▸ **Your objective**
Return all lines from the listing below in which "title" appears.

▸ **Records shown**
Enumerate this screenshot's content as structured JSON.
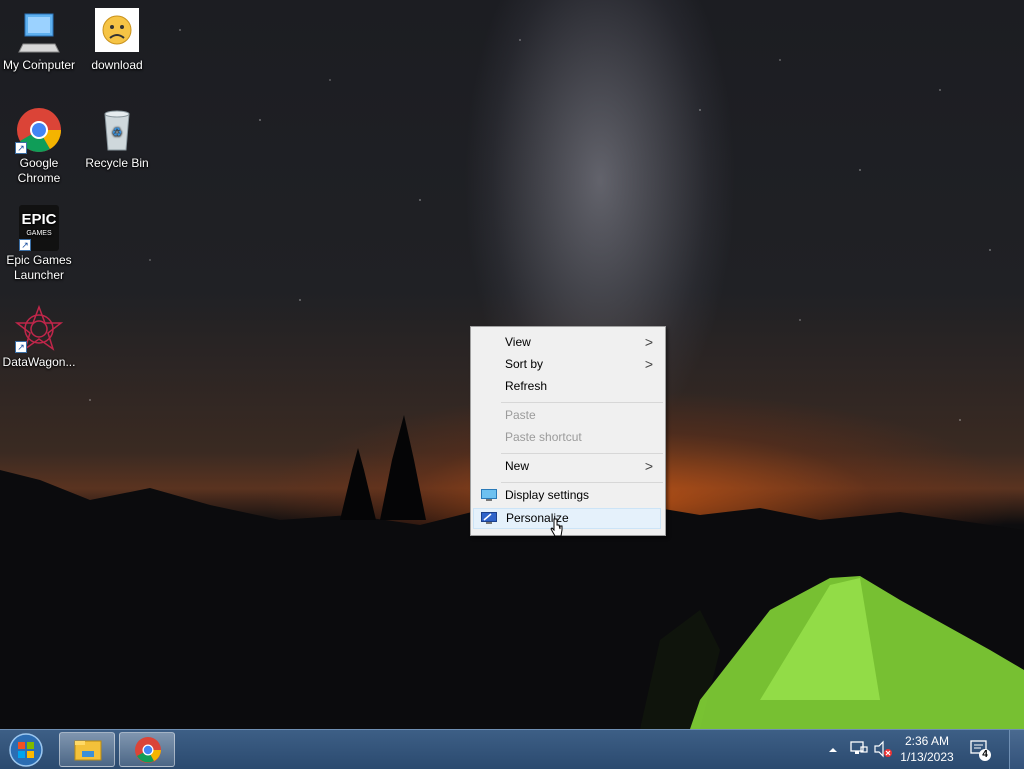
{
  "desktop": {
    "icons": [
      {
        "label": "My Computer",
        "icon": "my-computer-icon"
      },
      {
        "label": "download",
        "icon": "sad-face-icon"
      },
      {
        "label": "Google Chrome",
        "icon": "chrome-icon"
      },
      {
        "label": "Recycle Bin",
        "icon": "recycle-bin-icon"
      },
      {
        "label": "Epic Games Launcher",
        "icon": "epic-games-icon"
      },
      {
        "label": "DataWagon...",
        "icon": "datawagon-icon"
      }
    ],
    "epic_logo_text": "EPIC",
    "epic_logo_sub": "GAMES"
  },
  "context_menu": {
    "items": [
      {
        "label": "View"
      },
      {
        "label": "Sort by"
      },
      {
        "label": "Refresh"
      },
      {
        "label": "Paste"
      },
      {
        "label": "Paste shortcut"
      },
      {
        "label": "New"
      },
      {
        "label": "Display settings"
      },
      {
        "label": "Personalize"
      }
    ],
    "submenu_arrow": ">"
  },
  "taskbar": {
    "time": "2:36 AM",
    "date": "1/13/2023",
    "notification_count": "4",
    "pinned": [
      "file-explorer-icon",
      "chrome-icon"
    ],
    "tray_icons": [
      "show-hidden-icons-chevron",
      "network-icon",
      "volume-muted-icon",
      "notification-icon"
    ]
  },
  "colors": {
    "menu_bg": "#f0f0f0",
    "menu_hover": "#e5f1fb",
    "taskbar": "#2b4a6f",
    "tent_green": "#8be03a"
  }
}
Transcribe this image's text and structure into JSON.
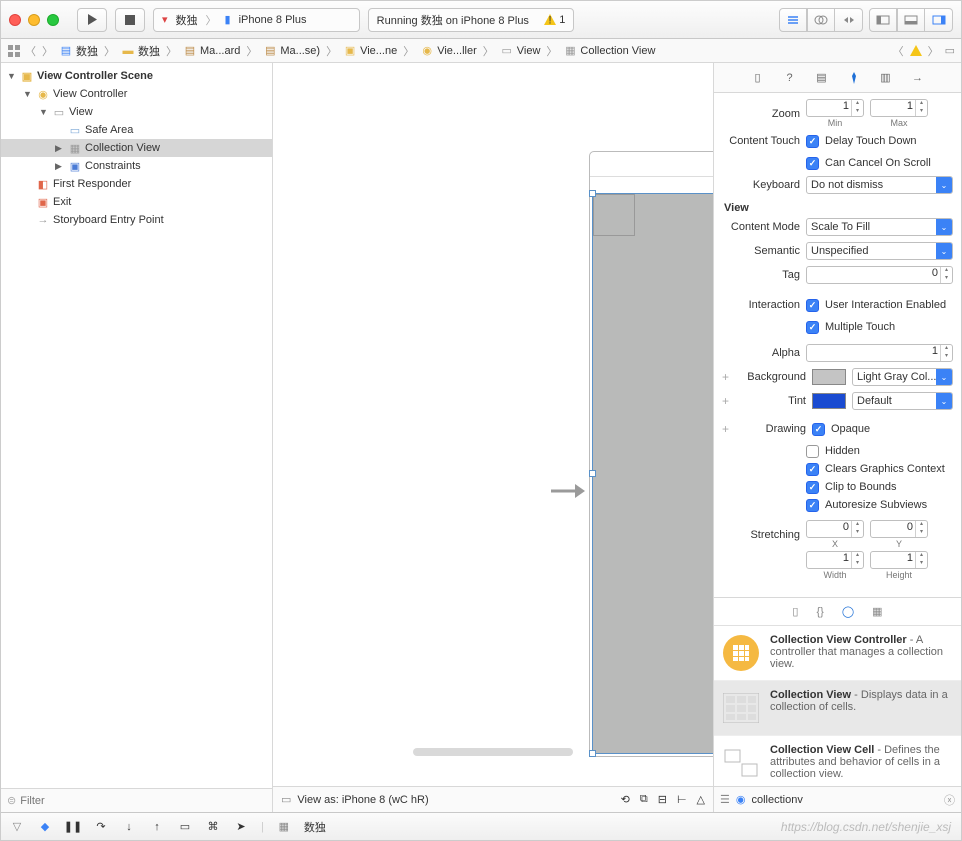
{
  "toolbar": {
    "scheme_app": "数独",
    "scheme_device": "iPhone 8 Plus",
    "status_text": "Running 数独 on iPhone 8 Plus",
    "warning_count": "1"
  },
  "pathbar": {
    "items": [
      "数独",
      "数独",
      "Ma...ard",
      "Ma...se)",
      "Vie...ne",
      "Vie...ller",
      "View",
      "Collection View"
    ]
  },
  "outline": {
    "title": "View Controller Scene",
    "rows": [
      {
        "label": "View Controller",
        "indent": 1,
        "disc": "▼",
        "icon": "vc"
      },
      {
        "label": "View",
        "indent": 2,
        "disc": "▼",
        "icon": "view"
      },
      {
        "label": "Safe Area",
        "indent": 3,
        "disc": "",
        "icon": "safe"
      },
      {
        "label": "Collection View",
        "indent": 3,
        "disc": "▶",
        "icon": "coll",
        "sel": true
      },
      {
        "label": "Constraints",
        "indent": 3,
        "disc": "▶",
        "icon": "const"
      },
      {
        "label": "First Responder",
        "indent": 1,
        "disc": "",
        "icon": "first"
      },
      {
        "label": "Exit",
        "indent": 1,
        "disc": "",
        "icon": "exit"
      },
      {
        "label": "Storyboard Entry Point",
        "indent": 1,
        "disc": "",
        "icon": "entry"
      }
    ],
    "filter_placeholder": "Filter"
  },
  "canvas": {
    "view_as": "View as: iPhone 8 (wC hR)"
  },
  "inspector": {
    "zoom_label": "Zoom",
    "zoom_min": "1",
    "zoom_max": "1",
    "zoom_min_l": "Min",
    "zoom_max_l": "Max",
    "content_touch_label": "Content Touch",
    "delay_touch": "Delay Touch Down",
    "cancel_scroll": "Can Cancel On Scroll",
    "keyboard_label": "Keyboard",
    "keyboard_value": "Do not dismiss",
    "section_view": "View",
    "content_mode_label": "Content Mode",
    "content_mode": "Scale To Fill",
    "semantic_label": "Semantic",
    "semantic": "Unspecified",
    "tag_label": "Tag",
    "tag": "0",
    "interaction_label": "Interaction",
    "uie": "User Interaction Enabled",
    "mt": "Multiple Touch",
    "alpha_label": "Alpha",
    "alpha": "1",
    "background_label": "Background",
    "background": "Light Gray Col...",
    "tint_label": "Tint",
    "tint": "Default",
    "drawing_label": "Drawing",
    "opaque": "Opaque",
    "hidden": "Hidden",
    "cgc": "Clears Graphics Context",
    "ctb": "Clip to Bounds",
    "asv": "Autoresize Subviews",
    "stretching_label": "Stretching",
    "sx": "0",
    "sy": "0",
    "sx_l": "X",
    "sy_l": "Y",
    "sw": "1",
    "sh": "1",
    "sw_l": "Width",
    "sh_l": "Height"
  },
  "library": {
    "items": [
      {
        "title": "Collection View Controller",
        "desc": " - A controller that manages a collection view.",
        "icon": "cvc"
      },
      {
        "title": "Collection View",
        "desc": " - Displays data in a collection of cells.",
        "icon": "cv",
        "sel": true
      },
      {
        "title": "Collection View Cell",
        "desc": " - Defines the attributes and behavior of cells in a collection view.",
        "icon": "cell"
      }
    ],
    "filter": "collectionv"
  },
  "debugbar": {
    "app": "数独"
  }
}
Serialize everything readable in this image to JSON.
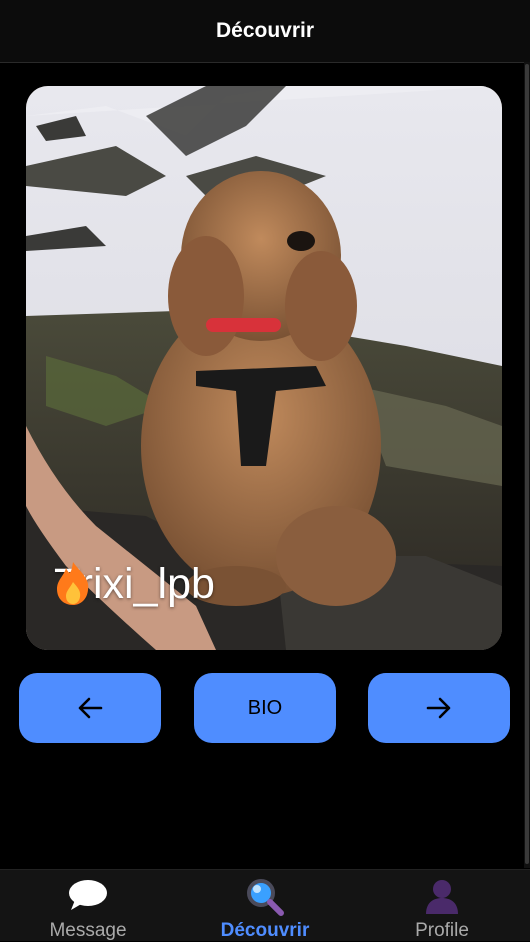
{
  "header": {
    "title": "Découvrir"
  },
  "profile_card": {
    "name": "Trixi_lpb",
    "badge_icon": "fire-icon",
    "photo": "curly brown poodle dog sitting on rocky snowy mountain with red collar and black harness"
  },
  "actions": {
    "prev_icon": "arrow-left-icon",
    "bio_label": "BIO",
    "next_icon": "arrow-right-icon"
  },
  "tabs": [
    {
      "label": "Message",
      "icon": "speech-bubble-icon",
      "active": false
    },
    {
      "label": "Découvrir",
      "icon": "magnifier-icon",
      "active": true
    },
    {
      "label": "Profile",
      "icon": "person-icon",
      "active": false
    }
  ],
  "colors": {
    "accent": "#4f8dff",
    "background": "#000000",
    "header_bg": "#0c0c0c",
    "tabbar_bg": "#141414"
  }
}
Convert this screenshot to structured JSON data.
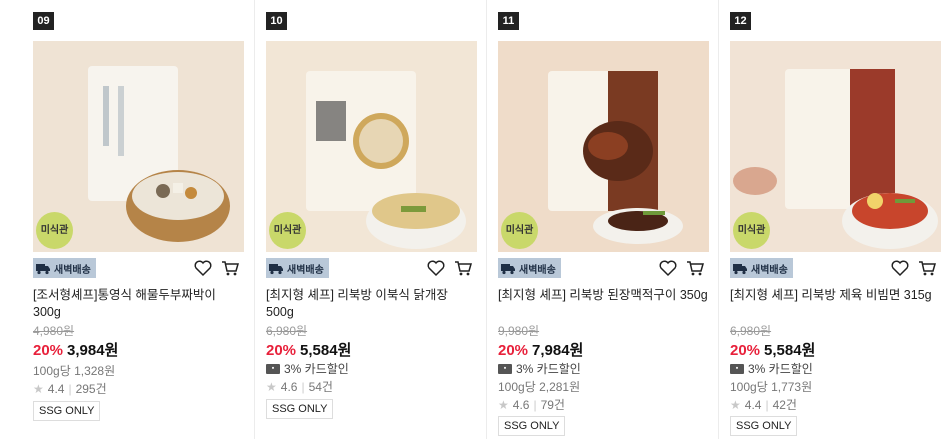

▸ **Answer box**
    "title": "View Controller Scene",
        "title": "Collection View Controller",
        "title": "Collection View",
        "title": "Collection View Cell",
    "title": "Découvrir"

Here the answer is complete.